### [What this task involves]
Search the records for "value". Copy every line where it appears.
The records below:
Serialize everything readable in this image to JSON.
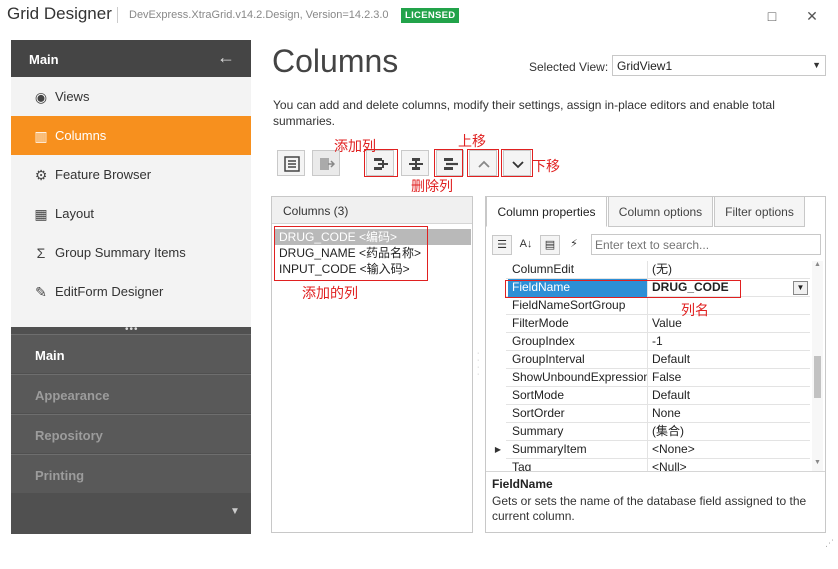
{
  "window": {
    "title": "Grid Designer",
    "version": "DevExpress.XtraGrid.v14.2.Design, Version=14.2.3.0",
    "badge": "LICENSED",
    "badge_color": "#22a34a",
    "maximize_icon": "□",
    "close_icon": "✕"
  },
  "sidebar": {
    "header": "Main",
    "back_icon": "←",
    "accent": "#f7901e",
    "items": [
      {
        "label": "Views",
        "icon": "◉",
        "active": false
      },
      {
        "label": "Columns",
        "icon": "▥",
        "active": true
      },
      {
        "label": "Feature Browser",
        "icon": "⚙",
        "active": false
      },
      {
        "label": "Layout",
        "icon": "▦",
        "active": false
      },
      {
        "label": "Group Summary Items",
        "icon": "Σ",
        "active": false
      },
      {
        "label": "EditForm Designer",
        "icon": "✎",
        "active": false
      }
    ],
    "grip": "•••",
    "groups": [
      "Main",
      "Appearance",
      "Repository",
      "Printing"
    ],
    "more_icon": "▼"
  },
  "main": {
    "title": "Columns",
    "selected_view_label": "Selected View:",
    "selected_view": "GridView1",
    "description": "You can add and delete columns, modify their settings, assign in-place editors and enable total summaries."
  },
  "annotations": {
    "add_column": "添加列",
    "move_up": "上移",
    "delete_column": "删除列",
    "move_down": "下移",
    "added_columns": "添加的列",
    "column_name": "列名"
  },
  "columns_panel": {
    "header": "Columns (3)",
    "items": [
      "DRUG_CODE <编码>",
      "DRUG_NAME <药品名称>",
      "INPUT_CODE <输入码>"
    ],
    "selected_index": 0
  },
  "properties": {
    "tabs": [
      "Column properties",
      "Column options",
      "Filter options"
    ],
    "active_tab": 0,
    "search_placeholder": "Enter text to search...",
    "rows": [
      {
        "name": "ColumnEdit",
        "value": "(无)",
        "expand": ""
      },
      {
        "name": "FieldName",
        "value": "DRUG_CODE",
        "expand": "",
        "selected": true
      },
      {
        "name": "FieldNameSortGroup",
        "value": "",
        "expand": ""
      },
      {
        "name": "FilterMode",
        "value": "Value",
        "expand": ""
      },
      {
        "name": "GroupIndex",
        "value": "-1",
        "expand": ""
      },
      {
        "name": "GroupInterval",
        "value": "Default",
        "expand": ""
      },
      {
        "name": "ShowUnboundExpressionMenu",
        "value": "False",
        "expand": ""
      },
      {
        "name": "SortMode",
        "value": "Default",
        "expand": ""
      },
      {
        "name": "SortOrder",
        "value": "None",
        "expand": ""
      },
      {
        "name": "Summary",
        "value": "(集合)",
        "expand": ""
      },
      {
        "name": "SummaryItem",
        "value": "<None>",
        "expand": "▶"
      },
      {
        "name": "Tag",
        "value": "<Null>",
        "expand": ""
      }
    ],
    "help_title": "FieldName",
    "help_text": "Gets or sets the name of the database field assigned to the current column."
  }
}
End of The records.
### [Solution below]
        "value": "(无)",
        "value": "DRUG_CODE",
        "value": "",
        "value": "Value",
        "value": "-1",
        "value": "Default",
        "value": "False",
        "value": "Default",
        "value": "None",
        "value": "(集合)",
        "value": "<None>",
        "value": "<Null>",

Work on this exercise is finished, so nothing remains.